Gene Baraff is now learning the night sky. What a pity he waited because there was so much more of it back in the time when he used to observe in daylight only. Back then, like most teenage amateurs of his generation, astronomy meant grinding his own mirrors and building his own mounts. His first mirror was the standard 6" f/8, mounted in a Horseshoe-type equatorial mount. Its performance was very similar to that of the inexpensive imported equatorial mounts of today; i.e., it was inadequate in every detail.
His second mirror, also 6" f/8 and ground after his first was stolen, was intended for solar use. It was mounted much more solidly. That mirror and mount, recently refurbished, are still usable today. The mirror was initially used unsilvered, to allow most of the Sun's rays to go out through the back of the scope. The diagonal, a prism mounted with its hypotenuse facing toward the mirror, allowed most of the light returned from the primary to pass harmlessly out of the front of the scope. Several cameras were built and used with this scope, and a brief note describing them appeared in the October 1947 issue of Sky & Telescope magazine.
In the years since, Gene became a scientist, participated in the 1954 H-Bomb tests in the Pacific, got a doctorate in physics, worked for 40 years as a theoretical physicist for Bell Laboratories, and retired to go back to astronomy. Wife (the same one all these years), kids, grandkids, and the Skyquest-Telescope Forum take up major pleasurable amounts of his time.
Mary Chervenak received a Ph.D. in organic chemistry from Duke University in 1995. After two years of post-doctoral research at the University of Alberta, she joined the Biocides group at Union Carbide in 1997. When Union Carbide was purchased in 1999, Mary accepted a position with The Dow Chemical Company's Antimicrobial group. She currently works in Technical Service and Development for UCAR Emulsion Systems (also The Dow Chemical Company). Although she spends far more time peering through a microscope than a telescope and her hobbies are not conducive to late-night stargazing sessions, she enjoys running under the stars and admiring the vast and startling beauty of the sky.
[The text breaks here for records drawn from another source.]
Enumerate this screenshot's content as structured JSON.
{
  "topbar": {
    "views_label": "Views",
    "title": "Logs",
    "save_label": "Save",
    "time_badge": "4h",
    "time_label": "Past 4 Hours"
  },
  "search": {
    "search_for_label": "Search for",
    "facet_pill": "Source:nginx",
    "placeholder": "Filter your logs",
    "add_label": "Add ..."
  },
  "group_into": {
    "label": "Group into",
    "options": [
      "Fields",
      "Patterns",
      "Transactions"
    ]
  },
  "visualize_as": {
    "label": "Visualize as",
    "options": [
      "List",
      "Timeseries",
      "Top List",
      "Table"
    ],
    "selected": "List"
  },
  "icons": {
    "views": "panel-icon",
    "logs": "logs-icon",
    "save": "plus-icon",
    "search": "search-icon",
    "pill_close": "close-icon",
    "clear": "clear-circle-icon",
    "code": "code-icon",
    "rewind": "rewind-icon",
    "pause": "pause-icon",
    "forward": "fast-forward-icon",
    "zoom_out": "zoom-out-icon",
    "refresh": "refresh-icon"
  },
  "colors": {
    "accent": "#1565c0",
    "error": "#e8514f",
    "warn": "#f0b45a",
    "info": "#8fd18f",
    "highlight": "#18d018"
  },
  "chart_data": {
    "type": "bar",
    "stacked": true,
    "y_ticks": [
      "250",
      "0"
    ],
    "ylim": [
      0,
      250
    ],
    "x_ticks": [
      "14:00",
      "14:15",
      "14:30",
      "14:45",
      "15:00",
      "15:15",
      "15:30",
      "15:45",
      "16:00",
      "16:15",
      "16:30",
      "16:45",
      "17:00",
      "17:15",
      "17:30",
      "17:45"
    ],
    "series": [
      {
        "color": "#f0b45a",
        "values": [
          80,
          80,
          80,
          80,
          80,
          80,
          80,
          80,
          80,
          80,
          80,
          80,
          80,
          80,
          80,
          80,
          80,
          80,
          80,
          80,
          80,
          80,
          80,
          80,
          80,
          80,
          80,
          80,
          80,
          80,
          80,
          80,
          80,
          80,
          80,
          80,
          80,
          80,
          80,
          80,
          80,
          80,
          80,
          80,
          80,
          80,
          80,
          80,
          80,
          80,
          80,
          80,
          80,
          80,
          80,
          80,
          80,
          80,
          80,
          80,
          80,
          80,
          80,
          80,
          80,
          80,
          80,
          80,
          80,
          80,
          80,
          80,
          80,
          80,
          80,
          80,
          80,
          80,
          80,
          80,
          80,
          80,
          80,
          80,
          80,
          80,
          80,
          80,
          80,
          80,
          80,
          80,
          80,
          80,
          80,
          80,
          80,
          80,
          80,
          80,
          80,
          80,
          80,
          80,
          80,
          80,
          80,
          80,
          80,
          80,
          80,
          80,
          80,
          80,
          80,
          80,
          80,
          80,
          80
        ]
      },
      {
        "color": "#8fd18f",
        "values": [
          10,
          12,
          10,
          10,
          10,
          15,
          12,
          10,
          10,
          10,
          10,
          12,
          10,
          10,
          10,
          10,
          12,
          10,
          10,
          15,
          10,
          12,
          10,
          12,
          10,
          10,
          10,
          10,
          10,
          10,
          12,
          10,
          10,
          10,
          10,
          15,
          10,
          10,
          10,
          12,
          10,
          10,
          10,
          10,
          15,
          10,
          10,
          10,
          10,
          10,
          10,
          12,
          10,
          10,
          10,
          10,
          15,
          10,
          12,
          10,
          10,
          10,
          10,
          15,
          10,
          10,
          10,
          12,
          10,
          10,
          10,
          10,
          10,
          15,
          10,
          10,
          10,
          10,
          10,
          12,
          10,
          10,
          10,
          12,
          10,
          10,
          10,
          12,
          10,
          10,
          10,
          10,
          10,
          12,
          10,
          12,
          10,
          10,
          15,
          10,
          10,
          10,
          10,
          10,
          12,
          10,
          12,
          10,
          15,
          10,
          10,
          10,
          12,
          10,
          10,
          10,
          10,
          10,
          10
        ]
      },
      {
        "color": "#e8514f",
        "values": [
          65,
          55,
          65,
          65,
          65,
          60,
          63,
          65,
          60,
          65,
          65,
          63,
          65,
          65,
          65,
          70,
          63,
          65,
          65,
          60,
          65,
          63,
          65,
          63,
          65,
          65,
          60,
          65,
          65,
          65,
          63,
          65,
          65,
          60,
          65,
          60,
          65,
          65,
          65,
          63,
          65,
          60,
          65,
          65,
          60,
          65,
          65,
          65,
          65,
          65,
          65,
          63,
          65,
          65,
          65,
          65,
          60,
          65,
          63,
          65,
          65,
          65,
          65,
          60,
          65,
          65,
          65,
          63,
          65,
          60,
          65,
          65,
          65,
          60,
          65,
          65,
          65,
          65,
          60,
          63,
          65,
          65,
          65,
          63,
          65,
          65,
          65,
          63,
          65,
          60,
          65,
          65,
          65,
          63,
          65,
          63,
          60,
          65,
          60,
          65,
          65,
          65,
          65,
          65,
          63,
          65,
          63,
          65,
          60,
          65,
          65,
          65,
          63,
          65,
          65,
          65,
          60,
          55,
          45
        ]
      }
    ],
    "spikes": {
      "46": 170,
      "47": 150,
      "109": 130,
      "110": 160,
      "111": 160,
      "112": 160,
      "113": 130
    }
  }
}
Many amateur astronomers begin their hobby as teenagers. Not Steve Childers. He never even looked through a telescope until he was 51 years old. Spending most of his life under urban lights, Steve never paid any attention to the night sky. When he first considered purchasing a scope in 2002, Steve only knew two constellations by eye (the Big Dipper and Cassiopeia). He had no idea whether they appeared in the summer or winter, and, in fact, he would have been surprised to learn that constellations in general were not visible all year round. So, like many other people, his first purchase would probably have been a cheap department store telescope, spelling the end to a short-lived interest in astronomy. Fortunately, he received good advice from many helpful people, and purchased a 10" Dobsonian that provided a superb opportunity to enjoy amateur astronomy for the first time.
Owning his first telescope was exciting, but he quickly ran into problems. First, Steve couldn't find anything except the moon. Thanks (again) to good advice, he solved that problem by using a Telrad finder, a low-power, wide-field eyepiece, and a Palm Pilot as a live map of the night sky. Although he still doesn't know many of the constellations, with this setup he feels like he can find almost anything without resorting to computer-guided scopes. Another problem was a severe case of aperture fever that struck one night when Steve looked through a 20" Obsession Dob at a club observing session. There was only one cure for this miserable affliction, so over the next year he built a 17.5" truss Dob in his basement. Despite making every mistake in the book, Steve was shocked to discover the thing actually worked. In addition, he also has a small 80mm refractor, which spends most of its time connected to an Halpha solar filter. Steve loves watching the changing face of the sun through H-alpha light. He also has a 6" Mak-Newt, which is used for Lunar and planetary photography. He's just beginning to dabble in astrophotography with a digital SLR camera, but he doesn't have much to show for it yet.
Despite this experience, Steve still considers himself a beginner in astronomy. In real life, he's a professor of Pharmacology, and conducts laboratory research in drug abuse. He's been married for 29 years (his wife believes anyone that goes out to look at stars in the middle of the night belongs in a straightjacket), and they suffer the indignities of two teenage kids.
Paul Jones has degrees in chemistry from Oklahoma State University (1993) and Duke University (1998) and is currently an assistant professor of chemistry at Wake Forest University. Paul grew up under the dark skies of western Oklahoma and has been involved in amateur astronomy since 1983, when he attended a public observation in Tucson, Arizona that featured Comet IRAS-Araki-Alcock, Jupiter, and Saturn. Paul has authored several articles in amateur astronomy publications and designed and taught a workshop to introduce astronomy and astronomy activities to secondary school science teachers. Though he has longed to have an astrophoto published, it has turned out, inexplicably to him, that publishers prefer his writing (and even his sketching!) to his photography.